**TASK DETAILS:** You are asked to filter the data below and copy every line holding "icon".

**EXTRACTED ENTRIES:**
+-------+
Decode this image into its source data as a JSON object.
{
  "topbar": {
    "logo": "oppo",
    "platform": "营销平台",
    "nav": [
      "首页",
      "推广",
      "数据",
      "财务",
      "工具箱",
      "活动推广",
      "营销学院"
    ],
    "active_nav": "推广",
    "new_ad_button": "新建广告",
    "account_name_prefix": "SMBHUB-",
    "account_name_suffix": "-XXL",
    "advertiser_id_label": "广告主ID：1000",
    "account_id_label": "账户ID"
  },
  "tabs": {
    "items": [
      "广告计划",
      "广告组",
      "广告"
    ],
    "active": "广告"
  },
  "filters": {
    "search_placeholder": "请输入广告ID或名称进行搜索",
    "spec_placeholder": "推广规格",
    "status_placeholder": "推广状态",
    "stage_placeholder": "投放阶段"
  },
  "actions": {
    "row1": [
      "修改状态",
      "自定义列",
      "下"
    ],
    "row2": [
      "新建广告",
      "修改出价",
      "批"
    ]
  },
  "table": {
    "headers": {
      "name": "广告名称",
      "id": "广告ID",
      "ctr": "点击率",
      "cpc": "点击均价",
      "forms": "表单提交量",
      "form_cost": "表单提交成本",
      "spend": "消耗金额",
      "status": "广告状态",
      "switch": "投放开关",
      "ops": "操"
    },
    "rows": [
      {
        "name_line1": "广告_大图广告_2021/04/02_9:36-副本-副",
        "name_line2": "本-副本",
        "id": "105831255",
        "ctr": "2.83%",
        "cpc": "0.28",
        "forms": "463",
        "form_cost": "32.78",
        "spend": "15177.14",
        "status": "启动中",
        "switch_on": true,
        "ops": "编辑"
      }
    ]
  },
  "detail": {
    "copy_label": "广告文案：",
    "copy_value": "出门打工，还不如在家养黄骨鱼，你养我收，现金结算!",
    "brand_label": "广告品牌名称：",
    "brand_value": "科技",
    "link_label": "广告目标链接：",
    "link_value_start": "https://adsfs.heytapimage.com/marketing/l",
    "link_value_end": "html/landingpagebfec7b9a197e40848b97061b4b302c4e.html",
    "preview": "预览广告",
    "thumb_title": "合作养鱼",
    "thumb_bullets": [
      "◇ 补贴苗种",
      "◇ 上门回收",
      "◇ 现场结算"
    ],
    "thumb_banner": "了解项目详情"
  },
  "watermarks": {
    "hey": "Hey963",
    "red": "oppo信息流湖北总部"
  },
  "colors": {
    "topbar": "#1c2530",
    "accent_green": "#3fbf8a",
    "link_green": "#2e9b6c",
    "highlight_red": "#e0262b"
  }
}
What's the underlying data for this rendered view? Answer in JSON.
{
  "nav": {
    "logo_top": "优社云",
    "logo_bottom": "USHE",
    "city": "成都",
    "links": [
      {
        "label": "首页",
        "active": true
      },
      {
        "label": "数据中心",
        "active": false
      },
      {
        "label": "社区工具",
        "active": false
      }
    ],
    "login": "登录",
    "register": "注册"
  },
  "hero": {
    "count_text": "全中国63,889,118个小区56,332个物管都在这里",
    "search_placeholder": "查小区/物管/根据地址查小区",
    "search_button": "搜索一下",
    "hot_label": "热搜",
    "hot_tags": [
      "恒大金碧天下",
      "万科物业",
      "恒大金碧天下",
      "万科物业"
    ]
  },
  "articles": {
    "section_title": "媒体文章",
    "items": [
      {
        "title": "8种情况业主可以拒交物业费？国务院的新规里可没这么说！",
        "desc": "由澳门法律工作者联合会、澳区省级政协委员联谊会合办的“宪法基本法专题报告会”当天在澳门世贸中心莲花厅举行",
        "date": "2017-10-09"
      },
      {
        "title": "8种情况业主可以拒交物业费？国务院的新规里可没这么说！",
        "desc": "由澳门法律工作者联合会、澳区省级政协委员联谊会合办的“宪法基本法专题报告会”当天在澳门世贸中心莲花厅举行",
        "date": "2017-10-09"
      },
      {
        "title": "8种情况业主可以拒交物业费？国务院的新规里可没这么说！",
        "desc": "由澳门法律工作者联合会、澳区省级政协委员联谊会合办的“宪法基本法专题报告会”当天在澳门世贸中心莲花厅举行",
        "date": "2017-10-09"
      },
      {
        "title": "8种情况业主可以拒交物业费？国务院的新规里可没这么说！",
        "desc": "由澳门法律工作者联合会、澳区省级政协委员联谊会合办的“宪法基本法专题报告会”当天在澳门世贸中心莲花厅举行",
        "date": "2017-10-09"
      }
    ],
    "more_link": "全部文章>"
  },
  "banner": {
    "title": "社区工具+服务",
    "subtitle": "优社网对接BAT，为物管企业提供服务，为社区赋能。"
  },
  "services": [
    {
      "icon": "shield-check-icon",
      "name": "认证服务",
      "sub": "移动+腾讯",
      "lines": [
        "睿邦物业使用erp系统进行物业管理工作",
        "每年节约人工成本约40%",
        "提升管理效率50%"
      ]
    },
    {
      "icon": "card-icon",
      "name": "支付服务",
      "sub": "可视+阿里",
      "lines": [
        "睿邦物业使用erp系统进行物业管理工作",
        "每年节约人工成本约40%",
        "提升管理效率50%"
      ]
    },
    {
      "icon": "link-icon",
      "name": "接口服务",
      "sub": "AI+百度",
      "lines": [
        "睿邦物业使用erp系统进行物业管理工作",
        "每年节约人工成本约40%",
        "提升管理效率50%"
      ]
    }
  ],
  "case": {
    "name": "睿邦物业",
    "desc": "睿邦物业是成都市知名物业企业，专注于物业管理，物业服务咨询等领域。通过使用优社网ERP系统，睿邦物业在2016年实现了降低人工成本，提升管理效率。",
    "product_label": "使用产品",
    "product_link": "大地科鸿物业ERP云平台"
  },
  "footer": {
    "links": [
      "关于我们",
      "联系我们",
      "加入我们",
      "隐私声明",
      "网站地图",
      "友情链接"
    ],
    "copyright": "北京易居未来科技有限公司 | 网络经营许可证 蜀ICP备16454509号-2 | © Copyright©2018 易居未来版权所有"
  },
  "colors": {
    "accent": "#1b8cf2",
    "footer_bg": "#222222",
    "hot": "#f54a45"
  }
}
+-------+
**ANSWER SPACE:**
      "icon": "shield-check-icon",
      "icon": "card-icon",
      "icon": "link-icon",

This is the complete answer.